Aleshia Lonsdale

Reclaim | 2022

Disambiguation 2016
Disambiguation 2016


Lonsdale has over 20 years experience in the Arts and Culture sector and is actively engaged in various Aboriginal, Environmental and Arts Organisations both locally and across the region including the Aboriginal Regional Arts Alliance Inc (NSW), The CORRIDOR Project, Cementa Inc and the Three Rivers Regional Assembly. Lonsdale has experience in a number of roles including as an Aboriginal Cultural Heritage Officer, Community Development Officer, Facilitator and has been employed at Arts OutWest since 2011 as the Aboriginal Arts Development Officer.

Since 2015 Lonsdale has been actively engaged in her art practice following the successful mentoring program - Left Field Project facilitated by Orana Arts. Lonsdale also won the 2015 UNSW Art & Design Indigenous Professional Development Award in the NSW Parliament Aboriginal Art Prize. Since then she has continued to explore different mediums, expanded her practice, and has contributed to a number of shows as an Artist, Artsworker and Curator.

"Reclaim" 2022

‘Reclaim’ uses baggage and air travel as metaphors for Indigenous reclamation. The work contains the baggage that has been carried in the hold of Country and First Nations bodies, asserting First Nations agency to control the narrative. The work provides an opportunity to reflect on the ongoing trauma experienced by Aboriginal people that is stored in people, place and object, and to participate in domestic baggage reclaim.


Aleshia Lonsdale is a visual artist, arts worker and curator based in regional NSW. As a proud Wiradjuri woman from Mudgee in Central Western NSW, Lonsdale creates work using a variety of materials including natural and found objects which endeavour to give voice to First Nations peoples. She sees the arts not only as a vehicle for intergenerational cultural transmission but also as a tool which allows the audience to view the world through a First Nations lens. With a strong grounding in Culture and Country her works are influenced by the past, present and future experiences of First Nations peoples with a particular focus on social, cultural, political and environmental issues.

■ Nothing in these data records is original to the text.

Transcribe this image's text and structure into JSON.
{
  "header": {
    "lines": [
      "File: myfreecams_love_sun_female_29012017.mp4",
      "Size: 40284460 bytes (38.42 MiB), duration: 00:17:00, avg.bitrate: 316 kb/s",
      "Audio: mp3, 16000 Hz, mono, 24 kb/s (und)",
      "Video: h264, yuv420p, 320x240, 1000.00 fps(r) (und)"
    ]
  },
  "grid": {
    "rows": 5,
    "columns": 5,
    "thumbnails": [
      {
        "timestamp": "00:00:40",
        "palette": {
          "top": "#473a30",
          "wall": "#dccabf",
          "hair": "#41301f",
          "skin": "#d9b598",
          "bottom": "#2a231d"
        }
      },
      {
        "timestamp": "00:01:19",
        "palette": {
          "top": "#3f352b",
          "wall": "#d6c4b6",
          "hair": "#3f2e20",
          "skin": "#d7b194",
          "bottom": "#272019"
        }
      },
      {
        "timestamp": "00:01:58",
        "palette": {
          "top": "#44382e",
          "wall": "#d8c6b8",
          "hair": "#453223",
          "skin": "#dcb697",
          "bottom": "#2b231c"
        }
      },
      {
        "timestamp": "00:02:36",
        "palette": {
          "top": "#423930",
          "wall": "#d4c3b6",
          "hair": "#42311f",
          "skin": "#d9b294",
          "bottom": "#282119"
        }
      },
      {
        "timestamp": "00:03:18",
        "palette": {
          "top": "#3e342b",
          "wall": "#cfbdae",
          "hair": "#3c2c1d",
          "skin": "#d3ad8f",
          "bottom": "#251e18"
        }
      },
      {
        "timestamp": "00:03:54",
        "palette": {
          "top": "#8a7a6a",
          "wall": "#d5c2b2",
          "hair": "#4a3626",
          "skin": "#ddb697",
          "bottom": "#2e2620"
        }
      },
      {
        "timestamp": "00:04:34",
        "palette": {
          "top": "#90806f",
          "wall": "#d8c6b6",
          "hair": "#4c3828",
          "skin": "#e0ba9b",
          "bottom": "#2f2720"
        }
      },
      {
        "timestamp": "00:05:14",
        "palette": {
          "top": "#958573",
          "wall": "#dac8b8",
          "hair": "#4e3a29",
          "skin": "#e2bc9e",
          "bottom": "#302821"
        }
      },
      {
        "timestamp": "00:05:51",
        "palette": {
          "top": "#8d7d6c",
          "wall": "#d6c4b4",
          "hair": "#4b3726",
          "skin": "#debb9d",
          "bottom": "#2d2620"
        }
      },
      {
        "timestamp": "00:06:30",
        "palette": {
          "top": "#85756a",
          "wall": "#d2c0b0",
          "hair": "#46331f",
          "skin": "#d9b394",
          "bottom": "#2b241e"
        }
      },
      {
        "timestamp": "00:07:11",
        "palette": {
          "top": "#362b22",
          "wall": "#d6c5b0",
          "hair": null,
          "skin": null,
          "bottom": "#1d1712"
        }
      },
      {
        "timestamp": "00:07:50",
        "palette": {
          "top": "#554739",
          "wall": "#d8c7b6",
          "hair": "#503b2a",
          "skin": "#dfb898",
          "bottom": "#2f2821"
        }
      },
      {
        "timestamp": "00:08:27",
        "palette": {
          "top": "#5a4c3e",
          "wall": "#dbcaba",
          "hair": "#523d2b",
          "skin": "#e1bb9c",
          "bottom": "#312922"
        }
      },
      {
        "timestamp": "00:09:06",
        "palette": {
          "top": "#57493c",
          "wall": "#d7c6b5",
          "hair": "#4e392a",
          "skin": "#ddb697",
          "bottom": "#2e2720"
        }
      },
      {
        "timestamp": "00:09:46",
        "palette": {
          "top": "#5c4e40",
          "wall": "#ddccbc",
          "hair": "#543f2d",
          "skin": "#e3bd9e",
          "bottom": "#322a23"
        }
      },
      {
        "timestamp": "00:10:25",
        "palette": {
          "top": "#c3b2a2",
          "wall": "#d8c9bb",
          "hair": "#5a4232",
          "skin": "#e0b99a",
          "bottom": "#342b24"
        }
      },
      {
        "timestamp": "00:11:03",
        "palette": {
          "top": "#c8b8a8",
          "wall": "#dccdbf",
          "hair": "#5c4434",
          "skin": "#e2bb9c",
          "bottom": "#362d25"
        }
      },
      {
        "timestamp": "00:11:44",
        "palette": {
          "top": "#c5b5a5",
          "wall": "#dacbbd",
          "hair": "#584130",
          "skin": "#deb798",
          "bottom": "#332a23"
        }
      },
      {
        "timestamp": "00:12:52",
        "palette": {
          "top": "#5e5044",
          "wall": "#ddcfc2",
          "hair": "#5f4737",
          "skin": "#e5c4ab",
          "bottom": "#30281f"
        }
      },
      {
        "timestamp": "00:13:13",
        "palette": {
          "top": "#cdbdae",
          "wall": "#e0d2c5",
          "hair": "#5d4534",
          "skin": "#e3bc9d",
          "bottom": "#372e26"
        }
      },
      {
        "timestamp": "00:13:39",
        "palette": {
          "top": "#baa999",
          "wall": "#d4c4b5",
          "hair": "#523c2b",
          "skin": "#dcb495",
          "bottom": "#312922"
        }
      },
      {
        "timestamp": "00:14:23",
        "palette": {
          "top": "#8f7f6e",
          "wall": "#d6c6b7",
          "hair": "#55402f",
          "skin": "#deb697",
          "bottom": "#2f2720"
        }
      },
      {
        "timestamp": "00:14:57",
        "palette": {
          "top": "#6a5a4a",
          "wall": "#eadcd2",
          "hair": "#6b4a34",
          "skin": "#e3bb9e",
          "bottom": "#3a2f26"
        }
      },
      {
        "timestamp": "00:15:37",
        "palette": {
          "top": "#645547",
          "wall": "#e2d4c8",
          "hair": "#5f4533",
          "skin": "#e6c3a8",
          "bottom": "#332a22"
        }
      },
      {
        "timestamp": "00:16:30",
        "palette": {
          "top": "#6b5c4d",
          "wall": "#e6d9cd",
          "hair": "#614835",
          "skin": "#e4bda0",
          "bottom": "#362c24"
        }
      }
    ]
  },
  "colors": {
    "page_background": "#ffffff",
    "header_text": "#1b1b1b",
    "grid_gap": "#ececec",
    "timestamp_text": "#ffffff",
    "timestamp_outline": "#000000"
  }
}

Materials | Installation, weaving
Location | Rylstone Common
Renewal 2016
Renewal 2016